Evidence Based Practice and Quality Assurance
Background: The anesthetics adverse events in a tertiary hospital in the Middle East have not been previously reported.
Aim of the Study: A prospective study of the major adverse anesthetic events and its relation to patient physical status.
Methods: Data from 36313 non-cardiac anesthetic were collected over 5 years (1994-1999) American Society of Anesthesiologist's Classification (ASA) was used for preoperative physical status assessment. Adverse events were recorded in the operating room by the anesthesiologist, Post-Anesthesia Unit (P.A.C.U) and postoperative within 24 hours by an anesthetist. Data were encoded using a customized database. Cardiac arrest, aspiration, neurological deficits, and death were analyzed using SAS software.
Results: ASA (3.4.5) were 29.9%, (2) was 39.6%, and (1) was 30.5%. Results were reported as rates/10,000 anesthetics. Cardiac arrest was encountered in (5.51). Intraoperative was (3.03) and PACU was (2.48) and its relationship to ASA was highly significant (p-value < 0.001). Aspiration was encountered in 1.9 anesthetics: intraoperatively (1.38) and PACU (0.55). Neurological deficits occurred in (2.2). The peri-operative mortality rate was (4.13) intraoperative was (0.083) and PACU was (1.65) and postoperative within 24 hours was (1.65), its relations to ASA were highly significant (p ≥ 0.0001). The percentage of aspiration and neurological events are related to the ASA classification but not statistically significant, because of the insufficient number of events. No major complication was recorded in caesarian sections.

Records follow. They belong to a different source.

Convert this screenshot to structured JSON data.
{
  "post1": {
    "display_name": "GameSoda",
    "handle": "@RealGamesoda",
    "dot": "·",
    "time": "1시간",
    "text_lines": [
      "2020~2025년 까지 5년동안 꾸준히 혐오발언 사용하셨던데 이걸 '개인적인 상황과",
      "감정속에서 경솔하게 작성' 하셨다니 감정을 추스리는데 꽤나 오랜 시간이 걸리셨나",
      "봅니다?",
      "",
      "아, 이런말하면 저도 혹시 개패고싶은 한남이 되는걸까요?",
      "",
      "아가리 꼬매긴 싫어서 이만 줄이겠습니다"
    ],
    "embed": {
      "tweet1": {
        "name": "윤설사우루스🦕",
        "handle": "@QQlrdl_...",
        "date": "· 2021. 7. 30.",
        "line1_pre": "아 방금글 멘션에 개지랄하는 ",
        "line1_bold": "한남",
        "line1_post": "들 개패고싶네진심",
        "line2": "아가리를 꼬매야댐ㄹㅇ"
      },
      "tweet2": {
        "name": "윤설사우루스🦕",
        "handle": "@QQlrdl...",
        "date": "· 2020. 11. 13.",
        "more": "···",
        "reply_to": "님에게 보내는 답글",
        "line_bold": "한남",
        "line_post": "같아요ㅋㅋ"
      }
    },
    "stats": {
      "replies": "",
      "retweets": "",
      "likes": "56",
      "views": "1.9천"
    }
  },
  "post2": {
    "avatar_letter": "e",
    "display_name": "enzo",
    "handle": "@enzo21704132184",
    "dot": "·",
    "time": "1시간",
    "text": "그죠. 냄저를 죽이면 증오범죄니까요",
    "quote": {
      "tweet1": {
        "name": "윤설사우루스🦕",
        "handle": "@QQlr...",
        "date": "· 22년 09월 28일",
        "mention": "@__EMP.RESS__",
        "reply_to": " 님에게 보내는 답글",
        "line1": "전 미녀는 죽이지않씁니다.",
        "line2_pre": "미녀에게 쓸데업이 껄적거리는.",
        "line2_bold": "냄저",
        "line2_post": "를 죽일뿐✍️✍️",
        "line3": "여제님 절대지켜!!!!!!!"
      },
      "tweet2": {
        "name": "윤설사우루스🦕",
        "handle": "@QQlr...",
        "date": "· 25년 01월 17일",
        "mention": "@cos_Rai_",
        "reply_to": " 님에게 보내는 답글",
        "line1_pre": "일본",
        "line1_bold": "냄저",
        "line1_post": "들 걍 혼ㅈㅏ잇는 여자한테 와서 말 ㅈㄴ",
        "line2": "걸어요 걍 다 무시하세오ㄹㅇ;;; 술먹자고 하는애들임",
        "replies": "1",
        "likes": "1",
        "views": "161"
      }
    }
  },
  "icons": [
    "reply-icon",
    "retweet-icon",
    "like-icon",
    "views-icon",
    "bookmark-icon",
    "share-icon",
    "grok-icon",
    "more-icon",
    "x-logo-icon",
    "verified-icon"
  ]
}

Conclusion: The incidence of adverse events correlates with ASA physical status classifications. Preoperative identification and treatment of patient risk factors could improve anesthetic outcome.